Viral hepatitis among key populations
Comorbidity with HIV and potential need for appropriate treatment
Appreciation of hepatitis and HIV coinfection has improved recently. Many people living with HIV receiving antiretroviral therapy are dying from liver disease resulting from untreated viral hepatitis. HIV treatment regimens can be adjusted to treat chronic hepatitis B infection as well. New, highly effective hepatitis C treatment is available and has a high rate of virus clearance regardless of hepatitis C virus subtype. Measuring the hepatitis burden among key populations living with HIV can help national planners determine the resources needed to address the syndemic.
Number of people in a key population who test positive for antibody to hepatitis C virus
Number of people in a key population who test positive for hepatitis B surface antigen
Number of people in a key population who also test positive for HIV together with one of the above
Number of respondents tested for both HIV and one or both of hepatitis B and C
Behavioural surveillance or other special surveys.
Every two years
- Age (<25 and 25+ years).
- Gender (male, female and transgender).
- Key population.
If the testing algorithm is available for hepatitis C screening, please include this information, especially if complementary or PCR testing is conducted.

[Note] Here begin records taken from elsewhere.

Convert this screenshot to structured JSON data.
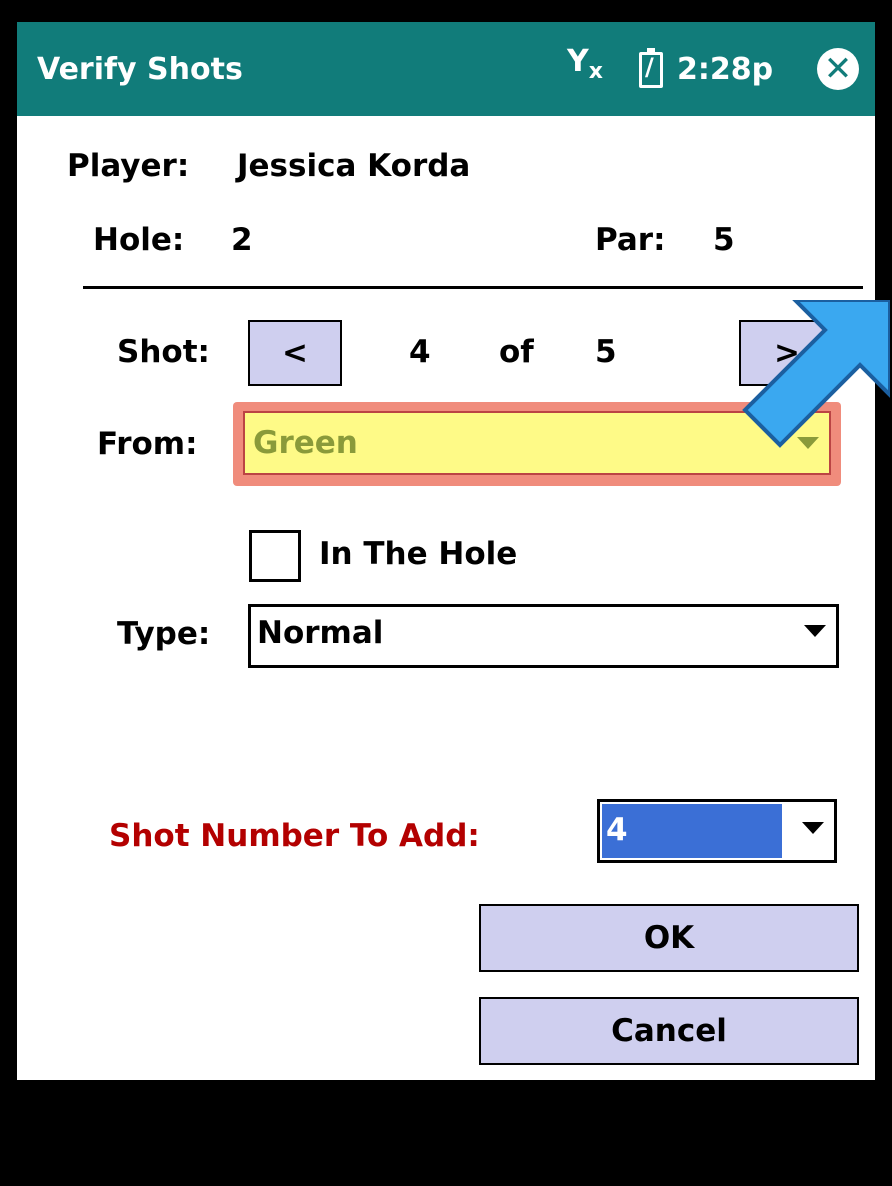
{
  "window": {
    "title": "Verify Shots",
    "time": "2:28p",
    "signal_label": "Y",
    "signal_sub": "x",
    "close_glyph": "✕"
  },
  "player": {
    "label": "Player:",
    "name": "Jessica Korda"
  },
  "hole": {
    "label": "Hole:",
    "value": "2"
  },
  "par": {
    "label": "Par:",
    "value": "5"
  },
  "shot": {
    "label": "Shot:",
    "prev": "<",
    "current": "4",
    "of": "of",
    "total": "5",
    "next": ">"
  },
  "from": {
    "label": "From:",
    "value": "Green"
  },
  "in_the_hole": {
    "label": "In The Hole",
    "checked": false
  },
  "type": {
    "label": "Type:",
    "value": "Normal"
  },
  "shot_number_to_add": {
    "label": "Shot Number To Add:",
    "value": "4",
    "label_color": "#b30000"
  },
  "buttons": {
    "ok": "OK",
    "cancel": "Cancel"
  },
  "colors": {
    "titlebar": "#117c7a",
    "button": "#cfcfef",
    "highlight_select": "#fefa87",
    "arrow": "#3aa8f0"
  }
}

Probability-based estimates of coinfection with HIV and hepatitis C virus or HIV and hepatitis B virus among key populations are generally unavailable, although several biobehavioural surveys have conducted hepatitis antibody testing. Improving knowledge about coinfection will help to improve treatment programmes and help to maximize the survival of the affected populations. The numbers of people coinfected are likely to be small, with the possible exception of people who inject drugs, so the confidence intervals will be large.
Global HIV Strategic Information Working Group. 2017. Biobehavioural survey guidelines for populations at risk for HIV. Geneva: World Health Organization, 2017 (http://apps.who.int/iris/bitstream/handle/10665/258924/9789241513012-eng.pdf).

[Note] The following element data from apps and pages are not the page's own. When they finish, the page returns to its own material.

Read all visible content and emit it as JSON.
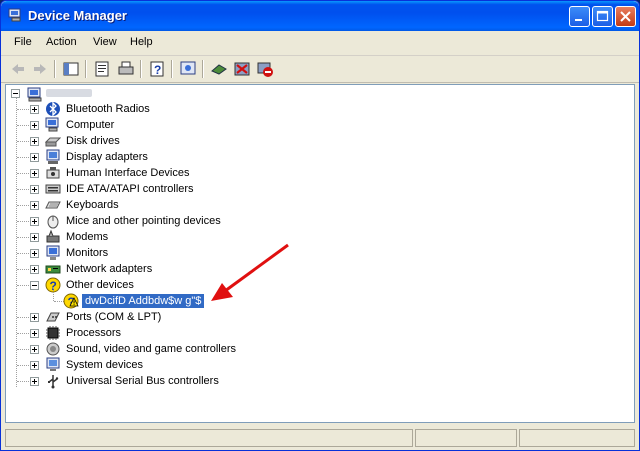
{
  "window": {
    "title": "Device Manager"
  },
  "menu": [
    "File",
    "Action",
    "View",
    "Help"
  ],
  "toolbar": {
    "buttons": [
      "back",
      "forward",
      "show-hide-console-tree",
      "properties",
      "print",
      "help",
      "scan-hardware",
      "update-driver",
      "uninstall",
      "disable"
    ]
  },
  "tree": {
    "root_label": "",
    "items": [
      {
        "label": "Bluetooth Radios",
        "icon": "bluetooth-icon",
        "expanded": false
      },
      {
        "label": "Computer",
        "icon": "computer-icon",
        "expanded": false
      },
      {
        "label": "Disk drives",
        "icon": "disk-drive-icon",
        "expanded": false
      },
      {
        "label": "Display adapters",
        "icon": "display-adapter-icon",
        "expanded": false
      },
      {
        "label": "Human Interface Devices",
        "icon": "hid-icon",
        "expanded": false
      },
      {
        "label": "IDE ATA/ATAPI controllers",
        "icon": "ide-controller-icon",
        "expanded": false
      },
      {
        "label": "Keyboards",
        "icon": "keyboard-icon",
        "expanded": false
      },
      {
        "label": "Mice and other pointing devices",
        "icon": "mouse-icon",
        "expanded": false
      },
      {
        "label": "Modems",
        "icon": "modem-icon",
        "expanded": false
      },
      {
        "label": "Monitors",
        "icon": "monitor-icon",
        "expanded": false
      },
      {
        "label": "Network adapters",
        "icon": "network-adapter-icon",
        "expanded": false
      },
      {
        "label": "Other devices",
        "icon": "unknown-device-icon",
        "expanded": true
      },
      {
        "label": "dwDcifD Addbdw$w  g\"$",
        "icon": "unknown-device-warning-icon",
        "child": true,
        "selected": true
      },
      {
        "label": "Ports (COM & LPT)",
        "icon": "port-icon",
        "expanded": false
      },
      {
        "label": "Processors",
        "icon": "processor-icon",
        "expanded": false
      },
      {
        "label": "Sound, video and game controllers",
        "icon": "sound-icon",
        "expanded": false
      },
      {
        "label": "System devices",
        "icon": "system-device-icon",
        "expanded": false
      },
      {
        "label": "Universal Serial Bus controllers",
        "icon": "usb-icon",
        "expanded": false
      }
    ]
  },
  "colors": {
    "titlebar": "#0054e3",
    "selection": "#316ac5",
    "annotation_arrow": "#e01010"
  }
}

United Nations Office on Drugs and Crime, International Network of People Who Use Drugs, UNAIDS, United Nations Development Programme, United Nations Population Fund, World Health Organization et al. Implementing comprehensive HIV and HCV programmes with people who inject drugs: practical guidance for collaborative interventions. Vienna: United Nations Office on Drugs and Crime; 2017 (https://www.inpud.net/en/iduit-implementing-comprehensive-hiv-and-hcv-pr...).